We use cookies to give you the best personal experience on our website. If you continue to use our site without changing your cookie settings, you agree we may place these cookies on your device. You can change your cookie settings at any time but if you do , you may lose some functionality on our website . More information can be found in our privacy policy.
Please provide more information.
Stylus no longer supports Internet Explorer 7, 8 or 9. Please upgrade to IE 11, Chrome, Safari, Firefox or Edge. This will ensure you have the best possible experience on the site.
Brief Published: 10 Oct 2014

Virtual Reality Access to the Batcave

Screenshot of Otoy's VR experience

Comic producer DC Entertainment and US visual effects studio Otoy are building what they describe as an interactive narrative experience for personal 3D viewer headsets, including Facebook's Oculus Rift and Korean brand Samsung's Galaxy Gear VR.
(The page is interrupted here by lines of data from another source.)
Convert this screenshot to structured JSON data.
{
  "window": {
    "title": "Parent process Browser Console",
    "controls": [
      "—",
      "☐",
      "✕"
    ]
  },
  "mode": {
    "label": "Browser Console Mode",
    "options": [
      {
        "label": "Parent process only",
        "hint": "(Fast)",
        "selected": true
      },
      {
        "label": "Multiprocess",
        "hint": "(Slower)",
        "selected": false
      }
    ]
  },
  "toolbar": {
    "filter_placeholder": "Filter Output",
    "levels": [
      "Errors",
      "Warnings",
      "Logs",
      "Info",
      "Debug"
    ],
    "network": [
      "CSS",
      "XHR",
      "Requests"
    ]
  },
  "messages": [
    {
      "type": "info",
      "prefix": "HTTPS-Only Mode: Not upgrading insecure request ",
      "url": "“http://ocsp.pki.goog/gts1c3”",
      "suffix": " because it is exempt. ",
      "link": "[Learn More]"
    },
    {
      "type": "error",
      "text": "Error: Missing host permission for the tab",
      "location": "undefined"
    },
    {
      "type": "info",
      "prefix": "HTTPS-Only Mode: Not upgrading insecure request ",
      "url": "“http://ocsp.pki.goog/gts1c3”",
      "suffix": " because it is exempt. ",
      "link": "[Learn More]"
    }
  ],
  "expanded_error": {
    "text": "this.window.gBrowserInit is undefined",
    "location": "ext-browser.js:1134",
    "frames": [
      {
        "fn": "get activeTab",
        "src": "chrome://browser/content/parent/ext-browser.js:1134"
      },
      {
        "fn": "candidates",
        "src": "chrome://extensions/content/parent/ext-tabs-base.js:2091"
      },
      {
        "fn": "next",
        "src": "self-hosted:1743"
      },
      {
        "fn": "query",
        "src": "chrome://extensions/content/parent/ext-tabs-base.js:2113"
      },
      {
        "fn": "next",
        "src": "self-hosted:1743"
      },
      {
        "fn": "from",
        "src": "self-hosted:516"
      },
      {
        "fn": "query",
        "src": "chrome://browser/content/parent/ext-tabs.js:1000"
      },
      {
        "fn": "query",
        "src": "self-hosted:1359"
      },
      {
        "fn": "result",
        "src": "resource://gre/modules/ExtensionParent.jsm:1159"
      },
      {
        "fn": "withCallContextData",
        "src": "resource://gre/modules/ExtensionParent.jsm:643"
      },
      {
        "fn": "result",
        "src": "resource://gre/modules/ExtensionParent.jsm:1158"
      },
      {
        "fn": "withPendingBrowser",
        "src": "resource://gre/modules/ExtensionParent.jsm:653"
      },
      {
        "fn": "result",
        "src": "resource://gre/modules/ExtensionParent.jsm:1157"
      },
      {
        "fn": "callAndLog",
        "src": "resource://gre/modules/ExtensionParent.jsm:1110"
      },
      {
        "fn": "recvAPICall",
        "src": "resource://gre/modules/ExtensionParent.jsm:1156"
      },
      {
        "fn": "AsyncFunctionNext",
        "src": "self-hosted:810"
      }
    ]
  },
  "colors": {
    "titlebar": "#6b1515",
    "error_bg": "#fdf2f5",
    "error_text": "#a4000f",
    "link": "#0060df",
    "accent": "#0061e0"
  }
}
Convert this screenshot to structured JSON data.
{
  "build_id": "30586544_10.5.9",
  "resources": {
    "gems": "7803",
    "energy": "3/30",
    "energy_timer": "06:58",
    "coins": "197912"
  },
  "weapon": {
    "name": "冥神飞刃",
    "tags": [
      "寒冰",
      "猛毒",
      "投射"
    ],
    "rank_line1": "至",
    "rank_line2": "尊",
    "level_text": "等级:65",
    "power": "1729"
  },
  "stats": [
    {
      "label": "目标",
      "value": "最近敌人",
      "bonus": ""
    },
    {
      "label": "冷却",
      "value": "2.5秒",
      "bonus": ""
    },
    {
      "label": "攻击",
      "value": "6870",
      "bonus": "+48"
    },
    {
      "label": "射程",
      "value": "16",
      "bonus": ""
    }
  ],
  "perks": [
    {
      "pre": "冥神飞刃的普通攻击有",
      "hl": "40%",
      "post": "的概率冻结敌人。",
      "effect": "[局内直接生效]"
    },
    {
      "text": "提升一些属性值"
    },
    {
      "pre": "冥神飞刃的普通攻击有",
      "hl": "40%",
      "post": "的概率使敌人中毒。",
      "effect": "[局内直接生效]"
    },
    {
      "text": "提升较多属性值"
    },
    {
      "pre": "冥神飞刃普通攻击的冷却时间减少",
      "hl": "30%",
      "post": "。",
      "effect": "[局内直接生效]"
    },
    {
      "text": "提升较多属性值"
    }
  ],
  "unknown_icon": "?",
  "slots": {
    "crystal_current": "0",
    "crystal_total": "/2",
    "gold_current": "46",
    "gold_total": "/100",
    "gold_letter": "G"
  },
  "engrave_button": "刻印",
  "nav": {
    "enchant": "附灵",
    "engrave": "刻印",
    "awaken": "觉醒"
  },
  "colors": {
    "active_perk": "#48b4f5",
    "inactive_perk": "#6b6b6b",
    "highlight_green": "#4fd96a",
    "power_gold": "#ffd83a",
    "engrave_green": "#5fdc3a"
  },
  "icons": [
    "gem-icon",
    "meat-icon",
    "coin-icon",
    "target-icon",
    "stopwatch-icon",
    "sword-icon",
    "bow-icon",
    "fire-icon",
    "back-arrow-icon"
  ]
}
Due to be released this winter, Otoy is working on giving users the ability to explore Batman's lair. The superhero is one of DC Entertainment's flagship brand properties, spawning comic strips and books, live action and animated TV series, numerous feature films, and tonnes of merchandise across seven decades.

The project recreates the Batcave as seen in Batman: The Animated Series, rather than the more recent live-action trilogy, The Dark Knight. The series, which ran from 1992-95, was appreciated by fans for its faithful portrayal of characters from the Batman universe. It also received four Emmy Awards and wide acclaim for its artwork.

With frame composition and lighting inspired by film noir, the animated show borrows art deco style elements painted in light colours on black backgrounds (as opposed to white, which is the conventional approach). These artistic choices – dubbed "Dark Deco" by the show's producers – result in flat and clearly stylised environments.

Translating this design into virtual reality (VR) creates an immersive space with an artistic brief unconcerned with being bound to ultra-realism, and further explores the technology as an artistic medium. This is a diversion from recent applications, which excelled in recreating realistic environments. Examples include international visual effects company Framestore's Ascend the Wall experience for US television network HBO.

We cover Ascend the Wall and more narrative uses of VR headsets in our Storytelling 2020 report, part of our Post-Digital Macro Trend. Meanwhile, Immersive Brand Spaces examines the devices alongside other methods of enhancing branded experiences.